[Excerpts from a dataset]
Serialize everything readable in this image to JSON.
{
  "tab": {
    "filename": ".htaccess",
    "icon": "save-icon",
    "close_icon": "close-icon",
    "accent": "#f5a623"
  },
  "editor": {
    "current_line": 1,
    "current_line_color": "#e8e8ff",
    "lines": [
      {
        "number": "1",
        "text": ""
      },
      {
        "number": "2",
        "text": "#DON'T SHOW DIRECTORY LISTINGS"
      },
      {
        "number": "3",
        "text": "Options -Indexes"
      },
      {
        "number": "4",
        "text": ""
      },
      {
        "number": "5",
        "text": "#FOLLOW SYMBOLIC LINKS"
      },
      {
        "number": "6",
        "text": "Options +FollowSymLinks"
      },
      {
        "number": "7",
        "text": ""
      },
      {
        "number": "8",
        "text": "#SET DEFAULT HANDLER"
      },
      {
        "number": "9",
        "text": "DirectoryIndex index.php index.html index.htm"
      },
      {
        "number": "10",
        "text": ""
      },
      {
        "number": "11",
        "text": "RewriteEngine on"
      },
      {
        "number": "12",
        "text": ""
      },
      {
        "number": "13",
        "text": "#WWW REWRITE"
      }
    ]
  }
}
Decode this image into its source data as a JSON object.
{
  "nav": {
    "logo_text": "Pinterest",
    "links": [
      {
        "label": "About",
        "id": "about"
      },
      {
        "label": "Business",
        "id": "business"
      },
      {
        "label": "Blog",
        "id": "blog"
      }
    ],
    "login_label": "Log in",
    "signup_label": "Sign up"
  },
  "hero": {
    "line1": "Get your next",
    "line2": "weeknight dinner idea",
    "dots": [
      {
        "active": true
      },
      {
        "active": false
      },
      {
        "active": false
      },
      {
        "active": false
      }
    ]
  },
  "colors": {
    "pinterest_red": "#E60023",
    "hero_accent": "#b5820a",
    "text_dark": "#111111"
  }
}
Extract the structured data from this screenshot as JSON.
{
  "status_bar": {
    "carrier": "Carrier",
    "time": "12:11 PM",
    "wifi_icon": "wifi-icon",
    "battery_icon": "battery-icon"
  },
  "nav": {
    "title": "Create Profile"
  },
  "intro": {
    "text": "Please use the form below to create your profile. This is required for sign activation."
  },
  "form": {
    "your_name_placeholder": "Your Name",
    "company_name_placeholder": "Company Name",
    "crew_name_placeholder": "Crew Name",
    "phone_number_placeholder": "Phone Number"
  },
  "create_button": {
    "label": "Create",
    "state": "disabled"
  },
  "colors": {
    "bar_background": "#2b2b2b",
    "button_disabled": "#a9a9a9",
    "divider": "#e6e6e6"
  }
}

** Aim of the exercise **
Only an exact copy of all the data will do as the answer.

** Task result **
Serialize everything readable in this image to JSON.
{
  "tab": {
    "filename": ".htaccess",
    "icon": "save-icon",
    "close_icon": "close-icon",
    "accent": "#f5a623"
  },
  "editor": {
    "current_line": 1,
    "current_line_color": "#e8e8ff",
    "lines": [
      {
        "number": "1",
        "text": ""
      },
      {
        "number": "2",
        "text": "#DON'T SHOW DIRECTORY LISTINGS"
      },
      {
        "number": "3",
        "text": "Options -Indexes"
      },
      {
        "number": "4",
        "text": ""
      },
      {
        "number": "5",
        "text": "#FOLLOW SYMBOLIC LINKS"
      },
      {
        "number": "6",
        "text": "Options +FollowSymLinks"
      },
      {
        "number": "7",
        "text": ""
      },
      {
        "number": "8",
        "text": "#SET DEFAULT HANDLER"
      },
      {
        "number": "9",
        "text": "DirectoryIndex index.php index.html index.htm"
      },
      {
        "number": "10",
        "text": ""
      },
      {
        "number": "11",
        "text": "RewriteEngine on"
      },
      {
        "number": "12",
        "text": ""
      },
      {
        "number": "13",
        "text": "#WWW REWRITE"
      }
    ]
  }
}
Decode this image into its source data as a JSON object.
{
  "nav": {
    "logo_text": "Pinterest",
    "links": [
      {
        "label": "About",
        "id": "about"
      },
      {
        "label": "Business",
        "id": "business"
      },
      {
        "label": "Blog",
        "id": "blog"
      }
    ],
    "login_label": "Log in",
    "signup_label": "Sign up"
  },
  "hero": {
    "line1": "Get your next",
    "line2": "weeknight dinner idea",
    "dots": [
      {
        "active": true
      },
      {
        "active": false
      },
      {
        "active": false
      },
      {
        "active": false
      }
    ]
  },
  "colors": {
    "pinterest_red": "#E60023",
    "hero_accent": "#b5820a",
    "text_dark": "#111111"
  }
}
Extract the structured data from this screenshot as JSON.
{
  "status_bar": {
    "carrier": "Carrier",
    "time": "12:11 PM",
    "wifi_icon": "wifi-icon",
    "battery_icon": "battery-icon"
  },
  "nav": {
    "title": "Create Profile"
  },
  "intro": {
    "text": "Please use the form below to create your profile. This is required for sign activation."
  },
  "form": {
    "your_name_placeholder": "Your Name",
    "company_name_placeholder": "Company Name",
    "crew_name_placeholder": "Crew Name",
    "phone_number_placeholder": "Phone Number"
  },
  "create_button": {
    "label": "Create",
    "state": "disabled"
  },
  "colors": {
    "bar_background": "#2b2b2b",
    "button_disabled": "#a9a9a9",
    "divider": "#e6e6e6"
  }
}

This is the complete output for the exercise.